A tough task: While Google's intentions seem good-hearted, the successful implementation of such a system could be incredibly tricky. Really, aside from encouraging site owners to adopt best practice with regard to optimizing their site for speed, I'm not sure how effective it can really be. For example, will it be able to take into account server hiccups and traffic spikes and do so without bias (including its own sites and services)?

Speed is a core attribute of any web browser worth using but with so many factors contributing to a website's perceived zippiness, how can you reliably differentiate between poor network conditions and a truly slow website? Google wants to help.

The tech giant is in the early stages of creating a badging system that'll identify websites that offer high-quality experiences - namely, those that are optimized for speed and have a solid track record of delivering on a consistent basis.

In announcing the initiative, members from Google's Chrome team said the feature may take a number of forms, adding that they are experimenting with different options to see which provide the most value for users. For example, they may lean on historical load latencies as one metric.
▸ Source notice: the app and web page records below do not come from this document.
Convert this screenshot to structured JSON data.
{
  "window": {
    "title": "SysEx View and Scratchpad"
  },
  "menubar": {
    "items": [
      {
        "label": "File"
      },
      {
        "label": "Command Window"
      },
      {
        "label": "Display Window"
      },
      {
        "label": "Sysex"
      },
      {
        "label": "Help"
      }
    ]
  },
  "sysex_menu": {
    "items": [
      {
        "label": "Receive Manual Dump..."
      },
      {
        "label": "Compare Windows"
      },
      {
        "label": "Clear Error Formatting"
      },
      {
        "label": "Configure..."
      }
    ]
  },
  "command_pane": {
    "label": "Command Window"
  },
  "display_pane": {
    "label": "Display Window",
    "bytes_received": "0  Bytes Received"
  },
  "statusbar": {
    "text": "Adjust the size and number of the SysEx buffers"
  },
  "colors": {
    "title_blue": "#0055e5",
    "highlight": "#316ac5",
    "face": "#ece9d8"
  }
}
More advanced iterations may even identify when a site is likely to be slow based on the device you are using or network conditions.

Google highlights a couple of tools - PageSpeed Insights and Lighthouse - as starting points to evaluate the performance of your website and encourages owners not to wait to optimize their sites.

Masthead credit: Loading by Yuttanas